One real-world example of the new system in action, occurred in early hours of a Sunday morning when staffing was sparse. The CAD went down and most essential personnel were difficult to reach at this hour of day. This failure is amplified once the realization that the system has permanently crashed is understood. Not only can this failure occur, but it has occurred and the legacy server had no redundancy or backup. Recovering a 20 year-old server is a challenge in it of itself. This is a technological relic that was during the heyday of the floppy disk, but isn’t a task for an inexperienced user. Rebooting a volatile server in the wee hours of a Sunday is a formidable task that could have been prevented. The ending of this scenario is definitive proof that going the extra mile can truly pay dividends.
When Pleasantview FPD began their partnership with EnRoute, Bill Srejma, the director of communications for Pleasantview FPD, opted to use the extra data-building exercises to learn more about the dispatch product. With the new systems transition on schedule, Bill envisioned an opportunity to turn catastrophe into triumph. With the old system out of commission since Sunday morning, dispatch functionality in the new system was able to come online without a formal transition or training. Rather than struggle to recover the old system, Bill was able to call EnRoute and activate the new dispatch software so that Pleasantview FPD never skipped a beat. Detailed planning and decisiveness helped alleviate a potential disaster scenario. For organizations that are familiar with CAD systems, the gravity of this situation is a compelling endorsement for preventative maintenance.

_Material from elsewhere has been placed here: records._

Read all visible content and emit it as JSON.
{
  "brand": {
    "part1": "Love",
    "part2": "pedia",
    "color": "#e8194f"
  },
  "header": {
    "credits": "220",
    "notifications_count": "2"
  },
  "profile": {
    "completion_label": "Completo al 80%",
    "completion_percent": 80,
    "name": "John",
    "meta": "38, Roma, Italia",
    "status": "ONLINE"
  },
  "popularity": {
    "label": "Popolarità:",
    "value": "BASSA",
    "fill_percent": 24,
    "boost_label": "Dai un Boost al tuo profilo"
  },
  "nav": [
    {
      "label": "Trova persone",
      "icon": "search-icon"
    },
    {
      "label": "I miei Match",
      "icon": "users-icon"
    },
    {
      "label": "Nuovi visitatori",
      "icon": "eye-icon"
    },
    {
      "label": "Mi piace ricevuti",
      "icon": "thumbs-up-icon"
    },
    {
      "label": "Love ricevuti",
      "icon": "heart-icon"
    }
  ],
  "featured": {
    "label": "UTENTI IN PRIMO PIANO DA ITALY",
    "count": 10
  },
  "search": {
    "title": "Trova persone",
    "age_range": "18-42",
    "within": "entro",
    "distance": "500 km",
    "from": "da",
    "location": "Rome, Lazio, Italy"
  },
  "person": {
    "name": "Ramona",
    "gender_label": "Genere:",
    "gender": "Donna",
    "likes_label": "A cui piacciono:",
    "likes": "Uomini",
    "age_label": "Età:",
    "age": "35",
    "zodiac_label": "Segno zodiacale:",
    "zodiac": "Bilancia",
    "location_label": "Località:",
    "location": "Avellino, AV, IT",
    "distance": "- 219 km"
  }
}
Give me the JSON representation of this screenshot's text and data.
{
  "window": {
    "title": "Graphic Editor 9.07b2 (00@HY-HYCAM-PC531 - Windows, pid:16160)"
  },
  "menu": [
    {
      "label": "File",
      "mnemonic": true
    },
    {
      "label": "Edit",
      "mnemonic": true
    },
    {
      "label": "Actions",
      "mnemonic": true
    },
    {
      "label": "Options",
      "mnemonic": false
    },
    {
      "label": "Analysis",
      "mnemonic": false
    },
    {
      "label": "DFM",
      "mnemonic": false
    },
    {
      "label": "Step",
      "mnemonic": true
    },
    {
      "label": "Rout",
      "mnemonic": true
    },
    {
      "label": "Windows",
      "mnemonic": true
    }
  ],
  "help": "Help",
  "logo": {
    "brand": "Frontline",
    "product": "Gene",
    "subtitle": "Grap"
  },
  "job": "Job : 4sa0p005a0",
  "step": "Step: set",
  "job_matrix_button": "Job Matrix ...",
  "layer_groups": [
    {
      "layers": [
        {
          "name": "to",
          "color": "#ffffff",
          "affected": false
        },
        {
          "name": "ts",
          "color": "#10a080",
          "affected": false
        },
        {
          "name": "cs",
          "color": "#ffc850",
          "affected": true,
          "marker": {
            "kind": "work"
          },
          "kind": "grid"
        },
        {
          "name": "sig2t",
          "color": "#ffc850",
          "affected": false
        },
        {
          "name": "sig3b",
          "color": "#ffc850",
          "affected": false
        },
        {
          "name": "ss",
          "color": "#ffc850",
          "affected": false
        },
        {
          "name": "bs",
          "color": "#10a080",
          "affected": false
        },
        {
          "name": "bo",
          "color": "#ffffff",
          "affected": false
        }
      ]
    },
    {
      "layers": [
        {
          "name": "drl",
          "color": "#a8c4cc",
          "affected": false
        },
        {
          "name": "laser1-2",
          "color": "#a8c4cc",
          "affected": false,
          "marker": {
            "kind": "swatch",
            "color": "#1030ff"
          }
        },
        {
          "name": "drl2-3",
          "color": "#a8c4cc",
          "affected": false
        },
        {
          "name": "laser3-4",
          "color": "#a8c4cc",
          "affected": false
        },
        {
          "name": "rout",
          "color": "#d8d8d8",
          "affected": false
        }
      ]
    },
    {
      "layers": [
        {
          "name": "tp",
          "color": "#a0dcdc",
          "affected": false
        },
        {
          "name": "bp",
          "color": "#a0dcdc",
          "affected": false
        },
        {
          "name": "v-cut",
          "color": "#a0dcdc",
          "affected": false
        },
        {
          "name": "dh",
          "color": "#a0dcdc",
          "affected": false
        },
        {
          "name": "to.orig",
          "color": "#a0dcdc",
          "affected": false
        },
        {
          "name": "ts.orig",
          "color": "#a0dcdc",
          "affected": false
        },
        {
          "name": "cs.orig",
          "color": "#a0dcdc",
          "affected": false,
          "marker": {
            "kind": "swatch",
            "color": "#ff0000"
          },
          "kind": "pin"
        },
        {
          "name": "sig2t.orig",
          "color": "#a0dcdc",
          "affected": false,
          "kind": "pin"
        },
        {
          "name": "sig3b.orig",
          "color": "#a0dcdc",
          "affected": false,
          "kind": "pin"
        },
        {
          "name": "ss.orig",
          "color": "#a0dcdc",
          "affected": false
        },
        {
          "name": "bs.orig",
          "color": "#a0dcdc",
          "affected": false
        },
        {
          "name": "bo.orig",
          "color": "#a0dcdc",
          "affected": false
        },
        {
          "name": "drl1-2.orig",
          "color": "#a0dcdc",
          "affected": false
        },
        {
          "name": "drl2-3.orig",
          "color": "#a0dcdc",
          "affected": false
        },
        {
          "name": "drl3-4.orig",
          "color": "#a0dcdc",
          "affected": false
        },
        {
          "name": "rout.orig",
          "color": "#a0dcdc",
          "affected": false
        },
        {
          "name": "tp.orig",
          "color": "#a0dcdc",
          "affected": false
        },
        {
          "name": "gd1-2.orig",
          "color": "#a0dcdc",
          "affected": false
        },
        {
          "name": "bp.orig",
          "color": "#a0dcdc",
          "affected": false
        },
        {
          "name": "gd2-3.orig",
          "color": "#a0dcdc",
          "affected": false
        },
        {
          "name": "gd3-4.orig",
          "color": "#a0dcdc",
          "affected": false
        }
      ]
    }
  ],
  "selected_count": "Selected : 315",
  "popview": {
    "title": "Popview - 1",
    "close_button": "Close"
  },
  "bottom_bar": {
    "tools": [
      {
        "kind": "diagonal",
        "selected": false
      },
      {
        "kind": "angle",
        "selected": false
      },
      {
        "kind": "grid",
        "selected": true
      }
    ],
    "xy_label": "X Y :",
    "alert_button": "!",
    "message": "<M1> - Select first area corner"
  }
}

A well-trained workforce is a crucial part of crisis management. An emergency call center is an atmosphere brimming with tension, the decisions being made convey drastic consequences. This sentiment rings true throughout any public sector department. Any investment in personnel must be weighed against the resources at their disposal. For Pleasantview FPD, ensuring that all equipment from boots to trucks to servers is reliable and efficient is a top priority. Arming a well-trained cadre of workers with best-of-breed technology and training will ensure optimal vigilance in the face of calamity.
The small community on the outskirts of La Grange, Illinois, where Pleasantview FPD is located, may not be well-known; however, the technological strides taken by their fire department stand out ahead of the pack. The ability to evaluate the current assets and account for future innovation makes them a pioneer for the new age of public sector technology. The implementation of their CAD system required a mitigated risk and meticulous planning but the value of investment has brought their residents into the new era of emergency care.
With nearly 20 years in Public Safety dispatch technology experience, Sam Hageman has been the Support Operations Manager since 2007 at Enroute Emergency Systems (now a part of Infor). Prior to that, he served in the Fire/ EMS Service and Law Enforcement, focusing on technology, modernization, and integrations. In 2004, left the Village of Orland Park in Illinois as Assistant Support Services Supervisor to pursue an opportunity with Infor. He is a graduate of the University of Phoenix with a Computer Science degree.
For more information on Enroute Emergency Systems, see: http://www.enroute911.com/